Sometimes, all a brand needs is a good shake. Newly appointed creative director Joanna Sykes has certainly given Nicole Farhi that: In her first season at its helm, she's cleared away all that was digressive and superfluous, and instituted a regime of rigorous focus. As Sykes explained at the by-appointment Farhi presentation today, her first moves at the house were to shift production back to Italy, as part of a general recommitment to quality and to restore Farhi's original vision of her brand as an adaptable, man's-style wardrobe for women. So far, so good. And though this collection did feel rather formative—and justly so—it boasted so many fantastic pieces and such a well-defined point of view that you just had to look forward to the development to come.

Sykes' emphasis here was on menswear-inspired looks; indeed, "emphasis" may be too weak a word, as the influence was evident in virtually every piece. The most interesting looks took traditional menswear elements and exaggerated them: to wit, a button-down shirt that incorporated a kind of cummerbund, or a magnified pinstripe print, or a dense, hand-loomed knit that blew up both the pattern and texture of tweed. Meanwhile, even the more mundane looks benefited from Sykes' razor-sharp cuts. This is a designer who knows her way around an angle; the collection as a whole had a cool sense of geometry. Farhi herself, of course, was pursuing a softer course in her final collections, and it was hard not to miss some of her sculptural fluidity; that said, in Sykes' previous gig heading up Aquascutum she always managed to infuse elements of femininity and sensuousness into erstwhile mannish clothes. You have to assume that Sykes will return to that form now that she's got her Nicole Farhi principles set down.
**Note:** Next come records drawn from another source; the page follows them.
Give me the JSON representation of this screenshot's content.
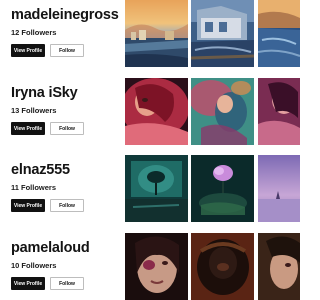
{
  "buttons": {
    "view_profile": "View Profile",
    "follow": "Follow"
  },
  "users": [
    {
      "username": "madeleinegross",
      "followers": "12 Followers"
    },
    {
      "username": "Iryna iSky",
      "followers": "13 Followers"
    },
    {
      "username": "elnaz555",
      "followers": "11 Followers"
    },
    {
      "username": "pamelaloud",
      "followers": "10 Followers"
    }
  ]
}
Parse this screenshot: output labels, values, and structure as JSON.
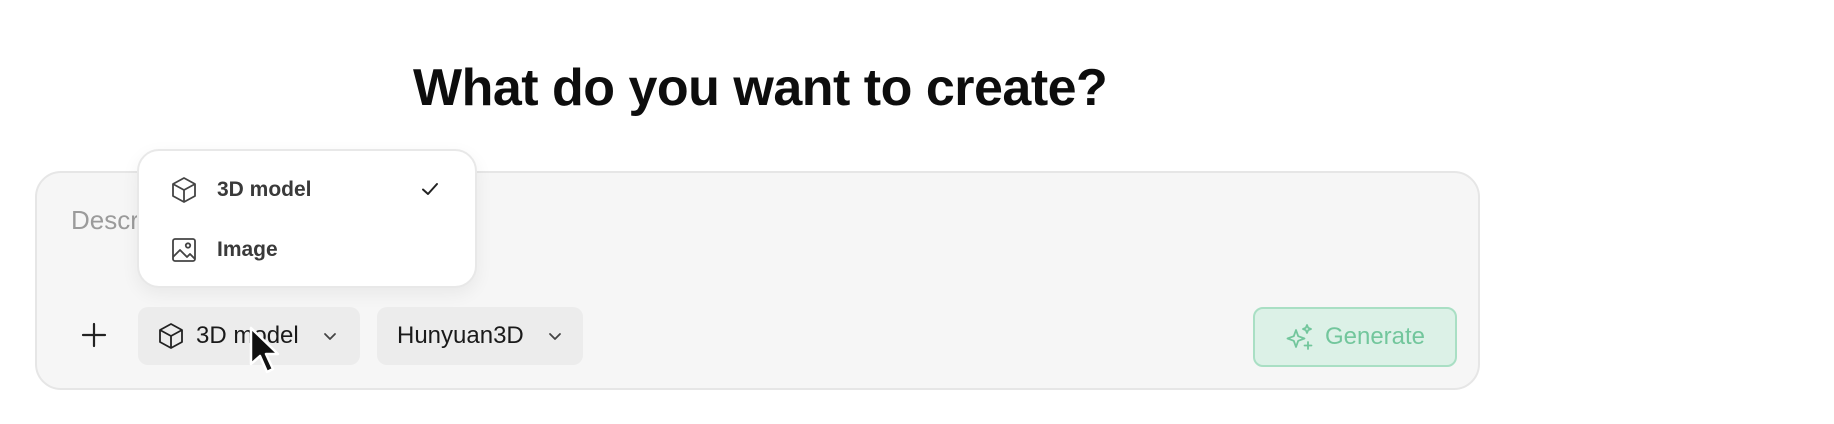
{
  "heading": "What do you want to create?",
  "prompt": {
    "placeholder": "Describe what you want to create"
  },
  "toolbar": {
    "add_icon": "plus-icon",
    "mode_selector": {
      "label": "3D model",
      "icon": "cube-icon",
      "chevron": "chevron-down-icon"
    },
    "model_selector": {
      "label": "Hunyuan3D",
      "chevron": "chevron-down-icon"
    },
    "generate": {
      "label": "Generate",
      "icon": "sparkle-icon",
      "state": "disabled"
    }
  },
  "mode_menu": {
    "items": [
      {
        "label": "3D model",
        "icon": "cube-icon",
        "selected": true
      },
      {
        "label": "Image",
        "icon": "image-icon",
        "selected": false
      }
    ]
  },
  "colors": {
    "accent_green": "#72c69c",
    "generate_bg": "#dcf1e7",
    "panel_bg": "#f6f6f6"
  }
}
All in all, this collection was a modest success on its own terms, and augured really well for Nicole Farhi's future.